We must work to develop economy
IF WE RETURN to the international business centre it is because of its topicality, its importance to the economy and the way in which it taps into niche tourism of a kind that benefits this country significantly, and which we need to support and attract.
One simply cannot help but pay attention to an industry which provides valuable foreign exchange by way of payment of corporate income tax and other necessary fees and expenses, as well as salaries of a high order to well-qualified Barbadians.
Best of all, it requires relatively little money to support the marketing and other strategies designed to sell the island as an attractive place from which international entities may profitably do their businesses.
Friday past, Minister of International Business Donville Inniss addressed the Institute of Chartered Accountants and gave his audience the assurance that his ministry is doing its best to pass mutual funds legislation. We accept this assurance, but we were also pleased to learn that other equally important legislation is in the pipeline for amendment.
We venture to criticise the pace at which some of these changes are being made. We fully recognise the exigencies of the demands on the Office of the Parliamentary Counsel, where these laws are drafted and for the need to study all the implications of changes before enactment.
However, the industry is extraordinarily dynamic and our laws and rules must be on the cutting edge of developments if we are to reap the best benefits.

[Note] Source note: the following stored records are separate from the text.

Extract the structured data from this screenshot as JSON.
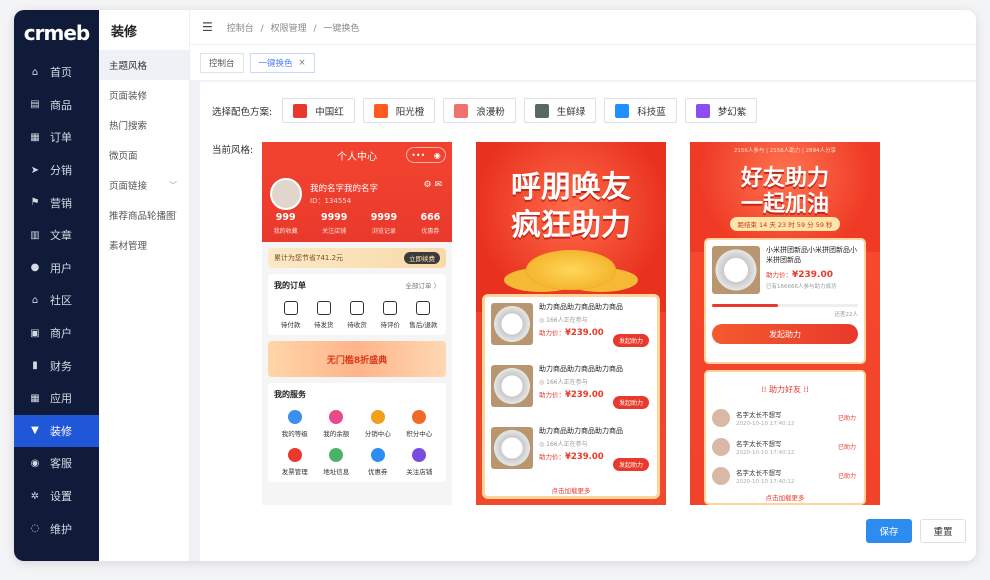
{
  "brand": {
    "logo": "crmeb"
  },
  "nav": {
    "items": [
      {
        "label": "首页",
        "icon": "home-icon"
      },
      {
        "label": "商品",
        "icon": "shop-icon"
      },
      {
        "label": "订单",
        "icon": "order-icon"
      },
      {
        "label": "分销",
        "icon": "send-icon"
      },
      {
        "label": "营销",
        "icon": "flag-icon"
      },
      {
        "label": "文章",
        "icon": "article-icon"
      },
      {
        "label": "用户",
        "icon": "user-icon"
      },
      {
        "label": "社区",
        "icon": "community-icon"
      },
      {
        "label": "商户",
        "icon": "merchant-icon"
      },
      {
        "label": "财务",
        "icon": "chart-icon"
      },
      {
        "label": "应用",
        "icon": "grid-icon"
      },
      {
        "label": "装修",
        "icon": "decorate-icon"
      },
      {
        "label": "客服",
        "icon": "service-icon"
      },
      {
        "label": "设置",
        "icon": "gear-icon"
      },
      {
        "label": "维护",
        "icon": "maintain-icon"
      }
    ],
    "active_index": 11
  },
  "sub": {
    "title": "装修",
    "items": [
      {
        "label": "主题风格"
      },
      {
        "label": "页面装修"
      },
      {
        "label": "热门搜索"
      },
      {
        "label": "微页面"
      },
      {
        "label": "页面链接"
      },
      {
        "label": "推荐商品轮播图"
      },
      {
        "label": "素材管理"
      }
    ]
  },
  "breadcrumb": [
    "控制台",
    "/",
    "权限管理",
    "/",
    "一键换色"
  ],
  "tabs": [
    {
      "label": "控制台"
    },
    {
      "label": "一键换色"
    }
  ],
  "scheme": {
    "label": "选择配色方案:",
    "options": [
      {
        "label": "中国红",
        "color": "#e8392c"
      },
      {
        "label": "阳光橙",
        "color": "#ff5a1f"
      },
      {
        "label": "浪漫粉",
        "color": "#f0726f"
      },
      {
        "label": "生鲜绿",
        "color": "#566a64"
      },
      {
        "label": "科技蓝",
        "color": "#1e90ff"
      },
      {
        "label": "梦幻紫",
        "color": "#8a4df0"
      }
    ]
  },
  "current_label": "当前风格:",
  "preview1": {
    "header": "个人中心",
    "user_name": "我的名字我的名字",
    "user_id": "ID：134554",
    "stats": [
      {
        "value": "999",
        "label": "我的收藏"
      },
      {
        "value": "9999",
        "label": "关注店铺"
      },
      {
        "value": "9999",
        "label": "浏览记录"
      },
      {
        "value": "666",
        "label": "优惠券"
      }
    ],
    "save_text": "累计为您节省741.2元",
    "save_btn": "立即续费",
    "orders_title": "我的订单",
    "orders_all": "全部订单 〉",
    "orders": [
      "待付款",
      "待发货",
      "待收货",
      "待评价",
      "售后/退款"
    ],
    "banner": "无门槛8折盛典",
    "services_title": "我的服务",
    "services": [
      "我的等级",
      "我的余额",
      "分销中心",
      "积分中心",
      "发票管理",
      "地址信息",
      "优惠券",
      "关注店铺"
    ],
    "service_colors": [
      "#3c8ef0",
      "#e84a8a",
      "#f0a01b",
      "#f06a2a",
      "#e8392c",
      "#4ab26a",
      "#2d8cf0",
      "#7a4de0"
    ]
  },
  "preview2": {
    "title_line1": "呼朋唤友",
    "title_line2": "疯狂助力",
    "items": [
      {
        "title": "助力商品助力商品助力商品",
        "sub": "166人正在参与",
        "price_label": "助力价：",
        "price": "¥239.00",
        "btn": "发起助力"
      },
      {
        "title": "助力商品助力商品助力商品",
        "sub": "166人正在参与",
        "price_label": "助力价：",
        "price": "¥239.00",
        "btn": "发起助力"
      },
      {
        "title": "助力商品助力商品助力商品",
        "sub": "166人正在参与",
        "price_label": "助力价：",
        "price": "¥239.00",
        "btn": "发起助力"
      }
    ],
    "more": "点击加载更多"
  },
  "preview3": {
    "top_info": "2156人参与 | 2156人助力 | 2894人分享",
    "title_line1": "好友助力",
    "title_line2": "一起加油",
    "timer": "距结束 14 天 23 时 59 分 59 秒",
    "product_title": "小米拼团新品小米拼团新品小米拼团新品",
    "price_label": "助力价：",
    "price": "¥239.00",
    "sub": "已有166666人参与助力成功",
    "helped": "还差22人",
    "progress": 0.45,
    "btn": "发起助力",
    "friends_title": "助力好友",
    "friends": [
      {
        "name": "名字太长不想写",
        "time": "2020-10-10 17:40:12",
        "action": "已助力"
      },
      {
        "name": "名字太长不想写",
        "time": "2020-10-10 17:40:12",
        "action": "已助力"
      },
      {
        "name": "名字太长不想写",
        "time": "2020-10-10 17:40:12",
        "action": "已助力"
      }
    ],
    "more": "点击加载更多"
  },
  "actions": {
    "save": "保存",
    "reset": "重置"
  }
}
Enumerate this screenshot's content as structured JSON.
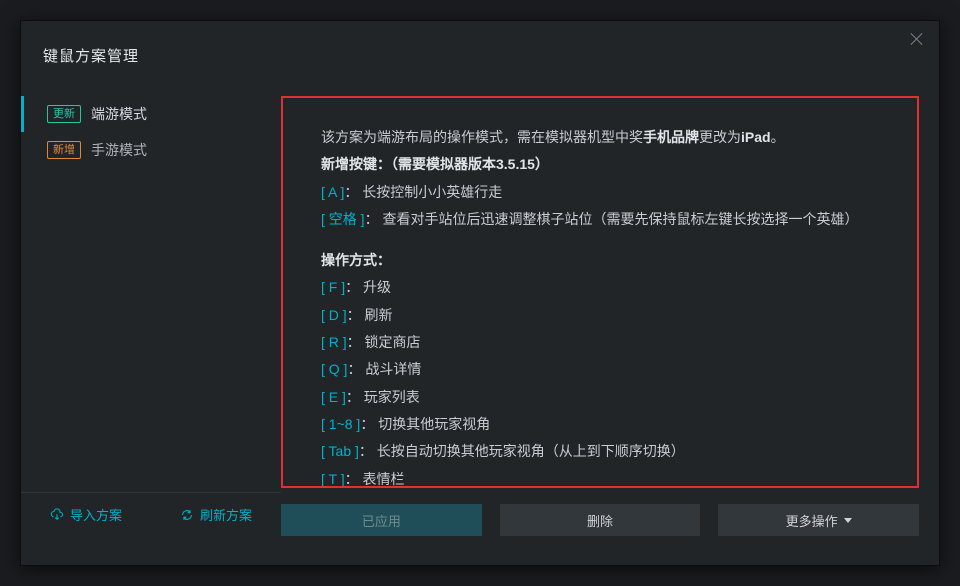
{
  "title": "键鼠方案管理",
  "sidebar": {
    "items": [
      {
        "tag": "更新",
        "tag_kind": "update",
        "label": "端游模式",
        "active": true
      },
      {
        "tag": "新增",
        "tag_kind": "new",
        "label": "手游模式",
        "active": false
      }
    ],
    "import_label": "导入方案",
    "refresh_label": "刷新方案"
  },
  "detail": {
    "intro_prefix": "该方案为端游布局的操作模式，需在模拟器机型中奖",
    "intro_highlight1": "手机品牌",
    "intro_mid": "更改为",
    "intro_highlight2": "iPad",
    "intro_suffix": "。",
    "new_keys_label": "新增按键：",
    "new_keys_note": "（需要模拟器版本3.5.15）",
    "rows1": [
      {
        "key": "[ A ]",
        "desc": "长按控制小小英雄行走"
      },
      {
        "key": "[ 空格 ]",
        "desc": "查看对手站位后迅速调整棋子站位（需要先保持鼠标左键长按选择一个英雄）"
      }
    ],
    "ops_label": "操作方式：",
    "rows2": [
      {
        "key": "[ F ]",
        "desc": "升级"
      },
      {
        "key": "[ D ]",
        "desc": "刷新"
      },
      {
        "key": "[ R ]",
        "desc": "锁定商店"
      },
      {
        "key": "[ Q ]",
        "desc": "战斗详情"
      },
      {
        "key": "[ E ]",
        "desc": "玩家列表"
      },
      {
        "key": "[ 1~8 ]",
        "desc": "切换其他玩家视角"
      },
      {
        "key": "[ Tab ]",
        "desc": "长按自动切换其他玩家视角（从上到下顺序切换）"
      },
      {
        "key": "[ T ]",
        "desc": "表情栏"
      }
    ]
  },
  "actions": {
    "applied": "已应用",
    "delete": "删除",
    "more": "更多操作"
  }
}
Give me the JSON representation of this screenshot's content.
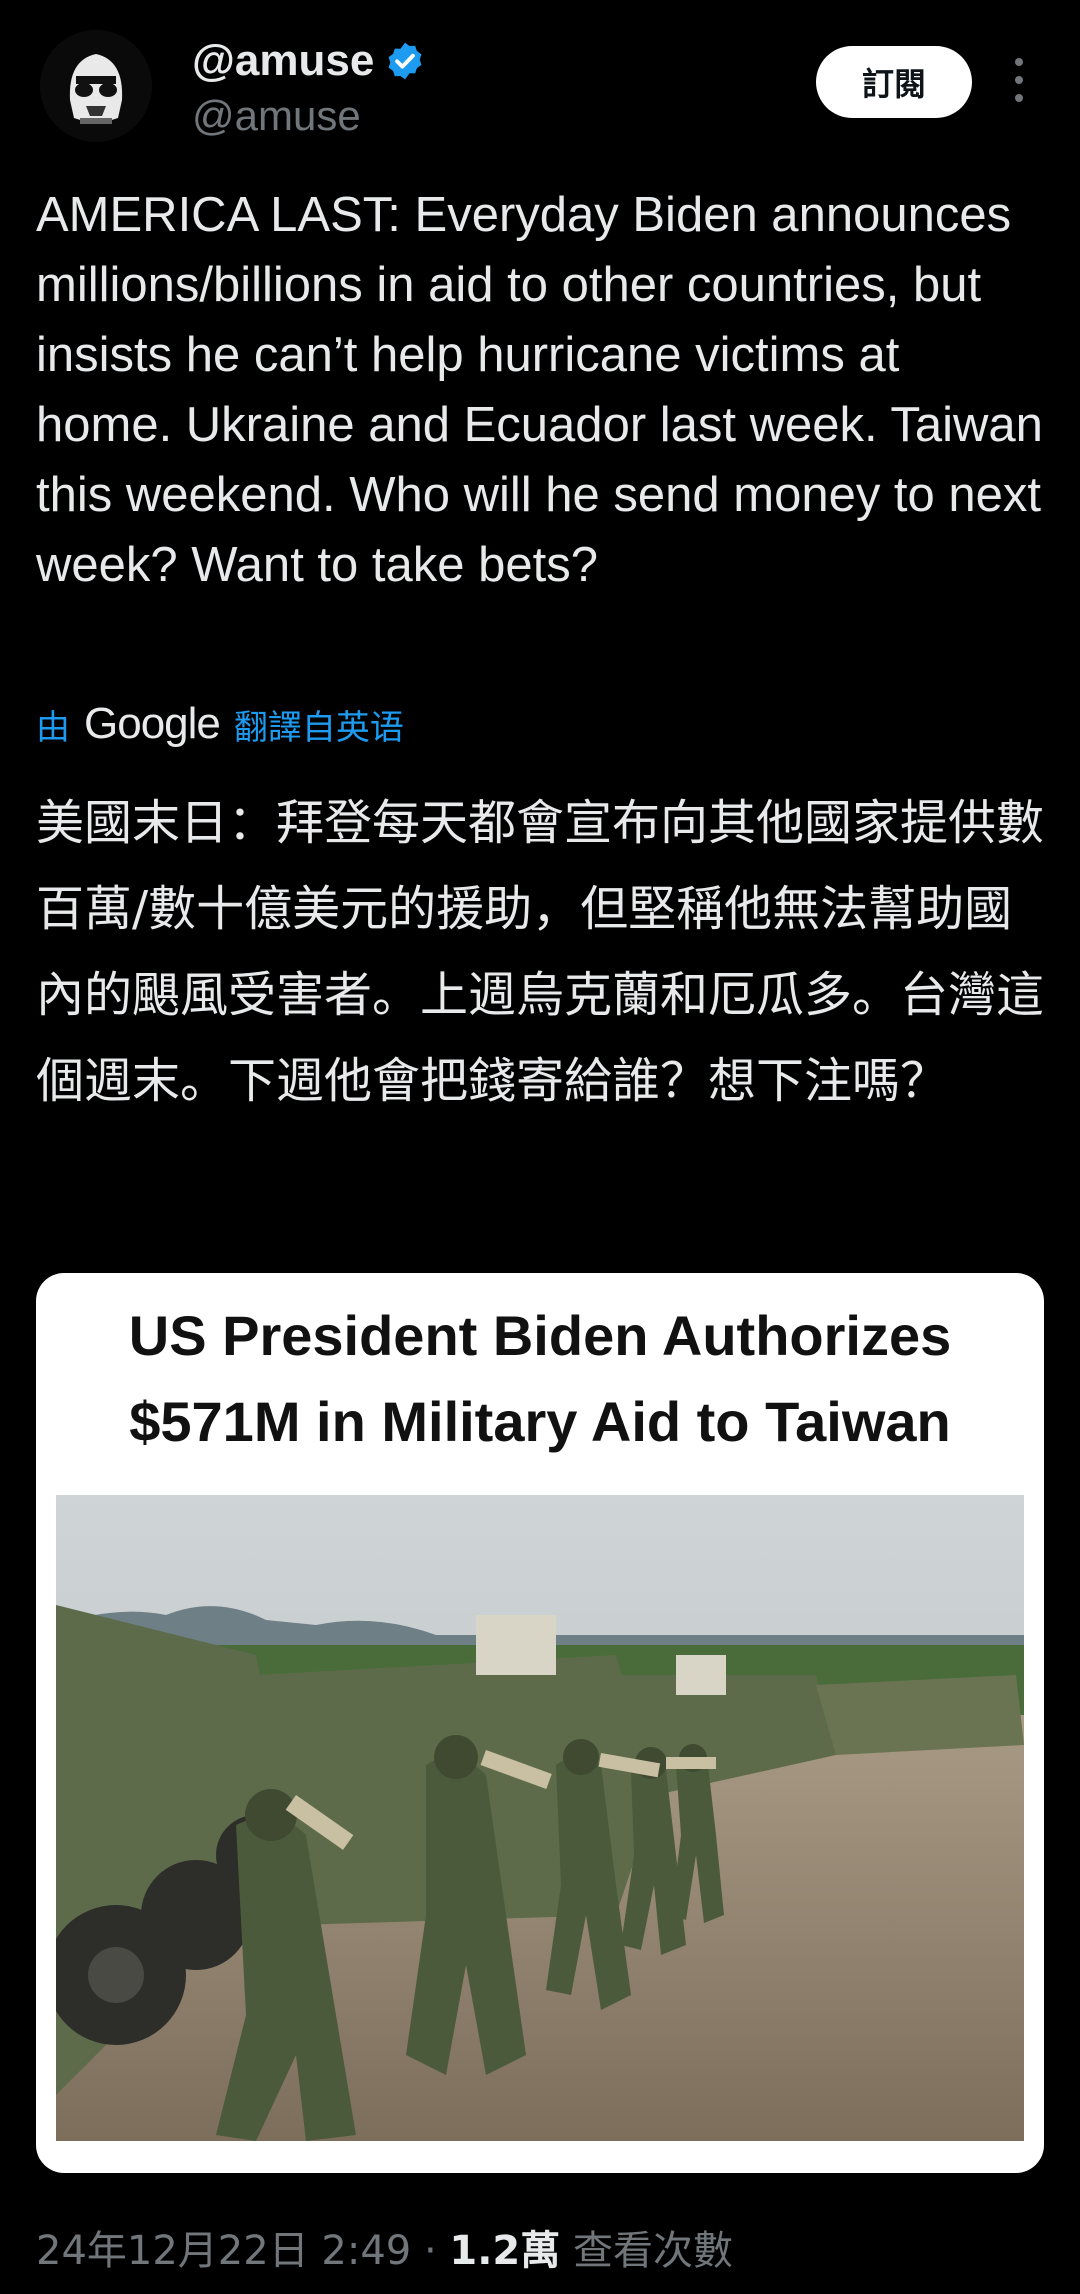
{
  "author": {
    "display_name": "@amuse",
    "handle": "@amuse",
    "subscribe_label": "訂閱"
  },
  "tweet": {
    "text": "AMERICA LAST: Everyday Biden announces millions/billions in aid to other countries, but insists he can’t help hurricane victims at home. Ukraine and Ecuador last week. Taiwan this weekend. Who will he send money to next week? Want to take bets?",
    "translate_prefix": "由",
    "translate_brand": "Google",
    "translate_suffix": "翻譯自英语",
    "translated_text": "美國末日：拜登每天都會宣布向其他國家提供數百萬/數十億美元的援助，但堅稱他無法幫助國內的颶風受害者。上週烏克蘭和厄瓜多。台灣這個週末。下週他會把錢寄給誰？想下注嗎？"
  },
  "media": {
    "headline_line1": "US President Biden Authorizes",
    "headline_line2": "$571M in Military Aid to Taiwan"
  },
  "meta": {
    "timestamp": "24年12月22日 2:49 · ",
    "views_count": "1.2萬",
    "views_label": " 查看次數"
  },
  "colors": {
    "accent": "#1d9bf0",
    "muted": "#71767b",
    "background": "#000000"
  }
}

Many of our people may not realise that a single budget speech delivered in one of the major capitals from which we draw business can torpedo the backbone of our industry unless we are alive to the changes and can quickly counter the adverse impact by early adjustments to our legal framework for such offshore companies.
Constructive criticism apart, we have been tardy as a country in not establishing the international institute of which the minister spoke, and we support wholeheartedly the idea of getting it going.
People make a considerable difference to the success of the industry, and it is well known that the Barbadian graduates from the social science faculty at Cave Hill who have studied management and accounting have done this country proud in their execution of technical work of a high order for many of the high-quality and sophisticated companies operating here.
Current and future governments must commit now to the establishment of the institute, preferably located at Cave Hill. An atmosphere of learning and enquiry is the best place for this institute, where the combination of specialised studies in law, economics and management may provide the kind of intellectual stimulation which is the meat and potatoes of the better exponents of international financial affairs.
An industry that earns us $870 million per year in foreign currency and keeps thousands of able citizens in lucrative high-class and congenial work, as well as provides us with a boost to business traveller niche tourism, deserves serious ministerial attention if only because of our present economic situation.
The minister has talked and while we like what we hear, the country deserves to see early action that matches his lofty words.
We are perfectly capable of developing our industry to the point where we can become the leading treaty functional jurisdiction for international financial business. We must aim for it. Our national economy well-being requires that we do.